▶ **The problem**
Count how many lines of the material hold "into". Respond with that number alone.

▶ **Material for the task**

————————

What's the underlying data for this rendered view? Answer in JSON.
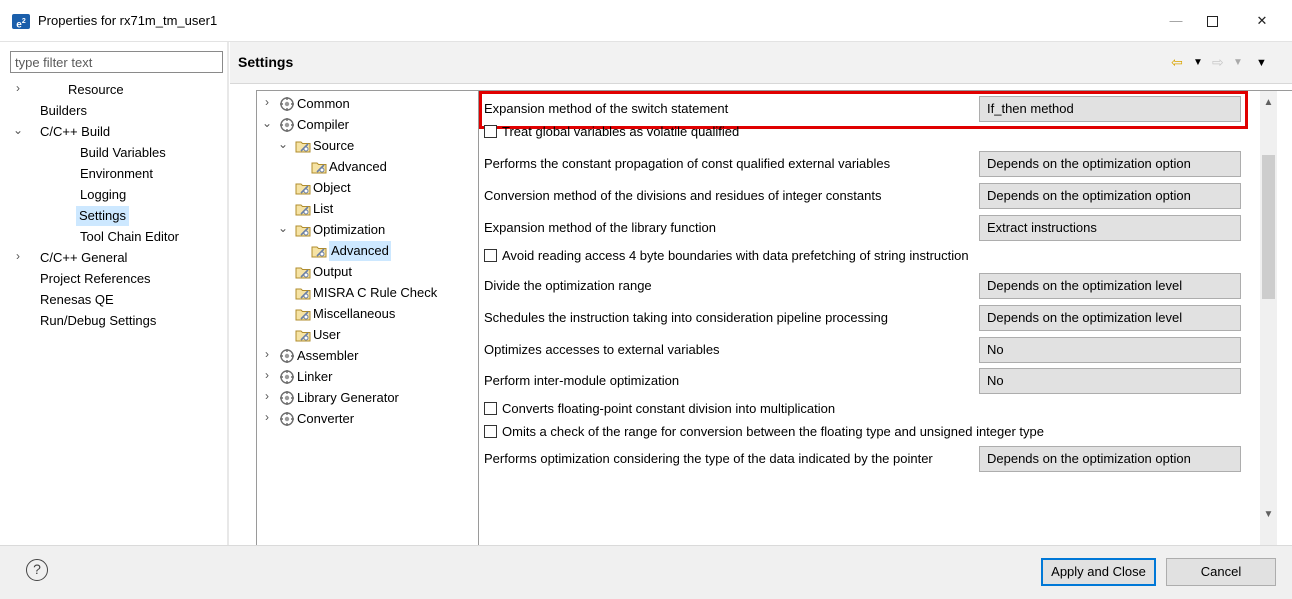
{
  "window": {
    "title": "Properties for rx71m_tm_user1",
    "app_icon": "e²",
    "controls": {
      "minimize": "—",
      "maximize": "☐",
      "close": "✕"
    }
  },
  "filter": {
    "placeholder": "type filter text",
    "value": ""
  },
  "left_nav": {
    "items": [
      {
        "label": "Resource",
        "twisty": "›"
      },
      {
        "label": "Builders",
        "twisty": ""
      },
      {
        "label": "C/C++ Build",
        "twisty": "⌄"
      },
      {
        "label": "Build Variables",
        "twisty": ""
      },
      {
        "label": "Environment",
        "twisty": ""
      },
      {
        "label": "Logging",
        "twisty": ""
      },
      {
        "label": "Settings",
        "twisty": "",
        "selected": true
      },
      {
        "label": "Tool Chain Editor",
        "twisty": ""
      },
      {
        "label": "C/C++ General",
        "twisty": "›"
      },
      {
        "label": "Project References",
        "twisty": ""
      },
      {
        "label": "Renesas QE",
        "twisty": ""
      },
      {
        "label": "Run/Debug Settings",
        "twisty": ""
      }
    ]
  },
  "settings": {
    "title": "Settings",
    "nav_icons": {
      "back": "⇦",
      "back_dropdown": "▼",
      "forward": "⇨",
      "forward_dropdown": "▼",
      "view_menu": "▼"
    }
  },
  "tool_tree": {
    "items": [
      {
        "label": "Common",
        "twisty": "›",
        "icon": "tool-gear-icon"
      },
      {
        "label": "Compiler",
        "twisty": "⌄",
        "icon": "tool-gear-icon"
      },
      {
        "label": "Source",
        "twisty": "⌄",
        "icon": "options-folder-icon"
      },
      {
        "label": "Advanced",
        "twisty": "",
        "icon": "options-folder-icon"
      },
      {
        "label": "Object",
        "twisty": "",
        "icon": "options-folder-icon"
      },
      {
        "label": "List",
        "twisty": "",
        "icon": "options-folder-icon"
      },
      {
        "label": "Optimization",
        "twisty": "⌄",
        "icon": "options-folder-icon"
      },
      {
        "label": "Advanced",
        "twisty": "",
        "icon": "options-folder-icon",
        "selected": true
      },
      {
        "label": "Output",
        "twisty": "",
        "icon": "options-folder-icon"
      },
      {
        "label": "MISRA C Rule Check",
        "twisty": "",
        "icon": "options-folder-icon"
      },
      {
        "label": "Miscellaneous",
        "twisty": "",
        "icon": "options-folder-icon"
      },
      {
        "label": "User",
        "twisty": "",
        "icon": "options-folder-icon"
      },
      {
        "label": "Assembler",
        "twisty": "›",
        "icon": "tool-gear-icon"
      },
      {
        "label": "Linker",
        "twisty": "›",
        "icon": "tool-gear-icon"
      },
      {
        "label": "Library Generator",
        "twisty": "›",
        "icon": "tool-gear-icon"
      },
      {
        "label": "Converter",
        "twisty": "›",
        "icon": "tool-gear-icon"
      }
    ]
  },
  "options": [
    {
      "kind": "combo",
      "label": "Expansion method of the switch statement",
      "value": "If_then method",
      "highlighted": true
    },
    {
      "kind": "check",
      "label": "Treat global variables as volatile qualified",
      "checked": false
    },
    {
      "kind": "combo",
      "label": "Performs the constant propagation of const qualified external variables",
      "value": "Depends on the optimization option"
    },
    {
      "kind": "combo",
      "label": "Conversion method of the divisions and residues of integer constants",
      "value": "Depends on the optimization option"
    },
    {
      "kind": "combo",
      "label": "Expansion method of the library function",
      "value": "Extract instructions"
    },
    {
      "kind": "check",
      "label": "Avoid reading access 4 byte boundaries with data prefetching of string instruction",
      "checked": false
    },
    {
      "kind": "combo",
      "label": "Divide the optimization range",
      "value": "Depends on the optimization level"
    },
    {
      "kind": "combo",
      "label": "Schedules the instruction taking into consideration pipeline processing",
      "value": "Depends on the optimization level"
    },
    {
      "kind": "combo",
      "label": "Optimizes accesses to external variables",
      "value": "No"
    },
    {
      "kind": "combo",
      "label": "Perform inter-module optimization",
      "value": "No"
    },
    {
      "kind": "check",
      "label": "Converts floating-point constant division into multiplication",
      "checked": false
    },
    {
      "kind": "check",
      "label": "Omits a check of the range for conversion between the floating type and unsigned integer type",
      "checked": false
    },
    {
      "kind": "combo",
      "label": "Performs optimization considering the type of the data indicated by the pointer",
      "value": "Depends on the optimization option"
    }
  ],
  "scrollbar": {
    "up": "▲",
    "down": "▼"
  },
  "footer": {
    "help_icon": "?",
    "apply_label": "Apply and Close",
    "cancel_label": "Cancel"
  },
  "colors": {
    "highlight": "#e00000",
    "selection": "#cde8ff",
    "default_button_border": "#0078d7"
  }
}
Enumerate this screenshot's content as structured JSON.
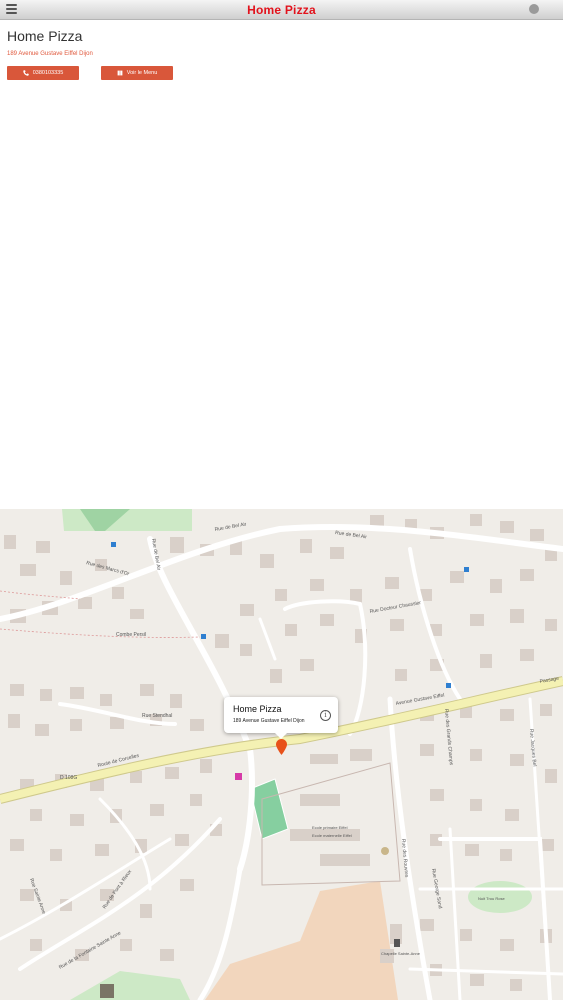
{
  "topbar": {
    "title": "Home Pizza"
  },
  "restaurant": {
    "name": "Home Pizza",
    "address": "189 Avenue Gustave Eiffel Dijon",
    "phone_label": "0380103335",
    "menu_label": "Voir le Menu"
  },
  "map": {
    "callout_title": "Home Pizza",
    "callout_address": "189 Avenue Gustave Eiffel Dijon",
    "streets": {
      "rue_bel_air_1": "Rue de Bel Air",
      "rue_bel_air_2": "Rue de Bel Air",
      "rue_bel_air_3": "Rue de Bel Air",
      "rue_docteur": "Rue Docteur Chaussier",
      "rue_des_marcs": "Rue des Marcs d'Or",
      "combe_persil": "Combe Persil",
      "rue_stendhal": "Rue Stendhal",
      "route_corcelles": "Route de Corcelles",
      "avenue_eiffel": "Avenue Gustave Eiffel",
      "passage": "Passage",
      "d108g": "D 108G",
      "rue_rouvres": "Rue des Rouvres",
      "rue_pont": "Rue de Pont à Rieux",
      "rue_fontaine": "Rue de la Fontaine Sainte Anne",
      "rue_sainte_anne": "Rue Sainte Anne",
      "rue_grands_champs": "Rue des Grands Champs",
      "ecole": "Ecole primaire Eiffel",
      "ecole2": "Ecole maternelle Eiffel",
      "chapelle": "Chapelle Sainte-Anne",
      "nuit": "Nuit Trou Rose",
      "rue_george": "Rue George Sand",
      "rue_jacques": "Rue Jacques Bel"
    }
  },
  "colors": {
    "accent": "#d9573a",
    "brand_red": "#e2121c",
    "road_major": "#f4f1b3",
    "park": "#9fd3a3"
  }
}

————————

▶ **Result of the exercise**
2